ENTRIES SHOWN:
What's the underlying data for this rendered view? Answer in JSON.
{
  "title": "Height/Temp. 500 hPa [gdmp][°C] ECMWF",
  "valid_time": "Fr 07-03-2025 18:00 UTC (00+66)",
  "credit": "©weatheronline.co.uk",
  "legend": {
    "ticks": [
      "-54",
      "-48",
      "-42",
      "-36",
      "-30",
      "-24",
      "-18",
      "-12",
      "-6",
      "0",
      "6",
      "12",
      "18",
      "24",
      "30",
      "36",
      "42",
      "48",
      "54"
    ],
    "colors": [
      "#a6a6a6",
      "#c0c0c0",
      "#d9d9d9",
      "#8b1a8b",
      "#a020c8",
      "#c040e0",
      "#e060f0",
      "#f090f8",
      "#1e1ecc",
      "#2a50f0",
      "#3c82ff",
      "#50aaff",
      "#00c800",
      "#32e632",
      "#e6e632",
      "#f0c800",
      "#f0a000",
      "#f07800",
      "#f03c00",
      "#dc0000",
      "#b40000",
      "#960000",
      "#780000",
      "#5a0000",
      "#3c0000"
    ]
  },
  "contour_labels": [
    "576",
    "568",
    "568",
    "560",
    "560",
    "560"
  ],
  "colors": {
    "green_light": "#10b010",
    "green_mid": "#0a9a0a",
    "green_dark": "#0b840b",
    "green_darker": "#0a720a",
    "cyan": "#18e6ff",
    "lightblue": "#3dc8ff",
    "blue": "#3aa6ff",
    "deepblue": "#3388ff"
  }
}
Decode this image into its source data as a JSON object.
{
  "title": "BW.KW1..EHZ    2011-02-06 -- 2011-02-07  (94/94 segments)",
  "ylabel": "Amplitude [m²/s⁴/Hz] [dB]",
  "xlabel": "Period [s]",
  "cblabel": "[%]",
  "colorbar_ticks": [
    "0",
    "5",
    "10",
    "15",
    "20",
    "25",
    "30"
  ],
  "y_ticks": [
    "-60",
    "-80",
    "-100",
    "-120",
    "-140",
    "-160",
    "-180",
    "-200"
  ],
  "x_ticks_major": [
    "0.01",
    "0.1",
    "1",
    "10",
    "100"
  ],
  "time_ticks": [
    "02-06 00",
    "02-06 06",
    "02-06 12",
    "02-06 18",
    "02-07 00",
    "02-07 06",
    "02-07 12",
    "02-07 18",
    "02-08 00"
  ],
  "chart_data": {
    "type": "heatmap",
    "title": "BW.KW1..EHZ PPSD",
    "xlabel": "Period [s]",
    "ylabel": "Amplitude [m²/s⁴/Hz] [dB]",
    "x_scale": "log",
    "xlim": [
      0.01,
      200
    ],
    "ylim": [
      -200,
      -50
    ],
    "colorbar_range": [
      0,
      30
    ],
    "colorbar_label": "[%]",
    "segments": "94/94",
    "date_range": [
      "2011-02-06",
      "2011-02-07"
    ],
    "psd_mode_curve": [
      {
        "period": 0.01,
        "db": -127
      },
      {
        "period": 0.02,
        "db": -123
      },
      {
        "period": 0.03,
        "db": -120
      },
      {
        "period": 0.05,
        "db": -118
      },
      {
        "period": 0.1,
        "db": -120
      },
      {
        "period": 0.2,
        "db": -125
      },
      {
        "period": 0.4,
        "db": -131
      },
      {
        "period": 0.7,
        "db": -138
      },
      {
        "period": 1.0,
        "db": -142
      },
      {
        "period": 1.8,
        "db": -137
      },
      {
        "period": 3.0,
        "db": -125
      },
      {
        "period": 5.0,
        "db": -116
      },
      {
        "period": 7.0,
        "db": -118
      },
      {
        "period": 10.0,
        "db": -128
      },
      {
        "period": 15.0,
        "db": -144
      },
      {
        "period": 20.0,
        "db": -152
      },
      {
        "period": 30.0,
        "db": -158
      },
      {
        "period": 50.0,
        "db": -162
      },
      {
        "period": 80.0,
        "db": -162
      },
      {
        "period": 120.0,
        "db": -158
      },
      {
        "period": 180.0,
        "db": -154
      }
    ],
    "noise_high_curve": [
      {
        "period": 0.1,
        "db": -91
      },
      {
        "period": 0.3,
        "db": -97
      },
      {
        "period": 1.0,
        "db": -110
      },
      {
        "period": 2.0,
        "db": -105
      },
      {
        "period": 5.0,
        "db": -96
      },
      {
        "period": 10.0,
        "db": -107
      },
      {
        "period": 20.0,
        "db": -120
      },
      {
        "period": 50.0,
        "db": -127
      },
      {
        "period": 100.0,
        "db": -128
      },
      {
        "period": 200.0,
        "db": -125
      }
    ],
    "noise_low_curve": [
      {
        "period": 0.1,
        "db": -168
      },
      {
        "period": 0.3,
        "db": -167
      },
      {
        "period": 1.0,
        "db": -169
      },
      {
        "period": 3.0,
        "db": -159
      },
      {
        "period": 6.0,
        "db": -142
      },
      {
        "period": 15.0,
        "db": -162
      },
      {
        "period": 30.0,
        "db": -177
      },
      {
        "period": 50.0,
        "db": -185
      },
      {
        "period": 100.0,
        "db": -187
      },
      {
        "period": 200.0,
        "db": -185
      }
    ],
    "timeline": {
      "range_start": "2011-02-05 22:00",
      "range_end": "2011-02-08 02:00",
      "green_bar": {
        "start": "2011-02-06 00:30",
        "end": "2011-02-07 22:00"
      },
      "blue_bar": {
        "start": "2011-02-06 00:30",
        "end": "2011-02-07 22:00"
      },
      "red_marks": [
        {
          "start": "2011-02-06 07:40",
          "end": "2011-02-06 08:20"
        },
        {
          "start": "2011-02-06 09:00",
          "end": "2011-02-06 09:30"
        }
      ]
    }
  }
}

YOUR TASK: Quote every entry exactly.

THE ANSWER:
What's the underlying data for this rendered view? Answer in JSON.
{
  "title": "Height/Temp. 500 hPa [gdmp][°C] ECMWF",
  "valid_time": "Fr 07-03-2025 18:00 UTC (00+66)",
  "credit": "©weatheronline.co.uk",
  "legend": {
    "ticks": [
      "-54",
      "-48",
      "-42",
      "-36",
      "-30",
      "-24",
      "-18",
      "-12",
      "-6",
      "0",
      "6",
      "12",
      "18",
      "24",
      "30",
      "36",
      "42",
      "48",
      "54"
    ],
    "colors": [
      "#a6a6a6",
      "#c0c0c0",
      "#d9d9d9",
      "#8b1a8b",
      "#a020c8",
      "#c040e0",
      "#e060f0",
      "#f090f8",
      "#1e1ecc",
      "#2a50f0",
      "#3c82ff",
      "#50aaff",
      "#00c800",
      "#32e632",
      "#e6e632",
      "#f0c800",
      "#f0a000",
      "#f07800",
      "#f03c00",
      "#dc0000",
      "#b40000",
      "#960000",
      "#780000",
      "#5a0000",
      "#3c0000"
    ]
  },
  "contour_labels": [
    "576",
    "568",
    "568",
    "560",
    "560",
    "560"
  ],
  "colors": {
    "green_light": "#10b010",
    "green_mid": "#0a9a0a",
    "green_dark": "#0b840b",
    "green_darker": "#0a720a",
    "cyan": "#18e6ff",
    "lightblue": "#3dc8ff",
    "blue": "#3aa6ff",
    "deepblue": "#3388ff"
  }
}
Decode this image into its source data as a JSON object.
{
  "title": "BW.KW1..EHZ    2011-02-06 -- 2011-02-07  (94/94 segments)",
  "ylabel": "Amplitude [m²/s⁴/Hz] [dB]",
  "xlabel": "Period [s]",
  "cblabel": "[%]",
  "colorbar_ticks": [
    "0",
    "5",
    "10",
    "15",
    "20",
    "25",
    "30"
  ],
  "y_ticks": [
    "-60",
    "-80",
    "-100",
    "-120",
    "-140",
    "-160",
    "-180",
    "-200"
  ],
  "x_ticks_major": [
    "0.01",
    "0.1",
    "1",
    "10",
    "100"
  ],
  "time_ticks": [
    "02-06 00",
    "02-06 06",
    "02-06 12",
    "02-06 18",
    "02-07 00",
    "02-07 06",
    "02-07 12",
    "02-07 18",
    "02-08 00"
  ],
  "chart_data": {
    "type": "heatmap",
    "title": "BW.KW1..EHZ PPSD",
    "xlabel": "Period [s]",
    "ylabel": "Amplitude [m²/s⁴/Hz] [dB]",
    "x_scale": "log",
    "xlim": [
      0.01,
      200
    ],
    "ylim": [
      -200,
      -50
    ],
    "colorbar_range": [
      0,
      30
    ],
    "colorbar_label": "[%]",
    "segments": "94/94",
    "date_range": [
      "2011-02-06",
      "2011-02-07"
    ],
    "psd_mode_curve": [
      {
        "period": 0.01,
        "db": -127
      },
      {
        "period": 0.02,
        "db": -123
      },
      {
        "period": 0.03,
        "db": -120
      },
      {
        "period": 0.05,
        "db": -118
      },
      {
        "period": 0.1,
        "db": -120
      },
      {
        "period": 0.2,
        "db": -125
      },
      {
        "period": 0.4,
        "db": -131
      },
      {
        "period": 0.7,
        "db": -138
      },
      {
        "period": 1.0,
        "db": -142
      },
      {
        "period": 1.8,
        "db": -137
      },
      {
        "period": 3.0,
        "db": -125
      },
      {
        "period": 5.0,
        "db": -116
      },
      {
        "period": 7.0,
        "db": -118
      },
      {
        "period": 10.0,
        "db": -128
      },
      {
        "period": 15.0,
        "db": -144
      },
      {
        "period": 20.0,
        "db": -152
      },
      {
        "period": 30.0,
        "db": -158
      },
      {
        "period": 50.0,
        "db": -162
      },
      {
        "period": 80.0,
        "db": -162
      },
      {
        "period": 120.0,
        "db": -158
      },
      {
        "period": 180.0,
        "db": -154
      }
    ],
    "noise_high_curve": [
      {
        "period": 0.1,
        "db": -91
      },
      {
        "period": 0.3,
        "db": -97
      },
      {
        "period": 1.0,
        "db": -110
      },
      {
        "period": 2.0,
        "db": -105
      },
      {
        "period": 5.0,
        "db": -96
      },
      {
        "period": 10.0,
        "db": -107
      },
      {
        "period": 20.0,
        "db": -120
      },
      {
        "period": 50.0,
        "db": -127
      },
      {
        "period": 100.0,
        "db": -128
      },
      {
        "period": 200.0,
        "db": -125
      }
    ],
    "noise_low_curve": [
      {
        "period": 0.1,
        "db": -168
      },
      {
        "period": 0.3,
        "db": -167
      },
      {
        "period": 1.0,
        "db": -169
      },
      {
        "period": 3.0,
        "db": -159
      },
      {
        "period": 6.0,
        "db": -142
      },
      {
        "period": 15.0,
        "db": -162
      },
      {
        "period": 30.0,
        "db": -177
      },
      {
        "period": 50.0,
        "db": -185
      },
      {
        "period": 100.0,
        "db": -187
      },
      {
        "period": 200.0,
        "db": -185
      }
    ],
    "timeline": {
      "range_start": "2011-02-05 22:00",
      "range_end": "2011-02-08 02:00",
      "green_bar": {
        "start": "2011-02-06 00:30",
        "end": "2011-02-07 22:00"
      },
      "blue_bar": {
        "start": "2011-02-06 00:30",
        "end": "2011-02-07 22:00"
      },
      "red_marks": [
        {
          "start": "2011-02-06 07:40",
          "end": "2011-02-06 08:20"
        },
        {
          "start": "2011-02-06 09:00",
          "end": "2011-02-06 09:30"
        }
      ]
    }
  }
}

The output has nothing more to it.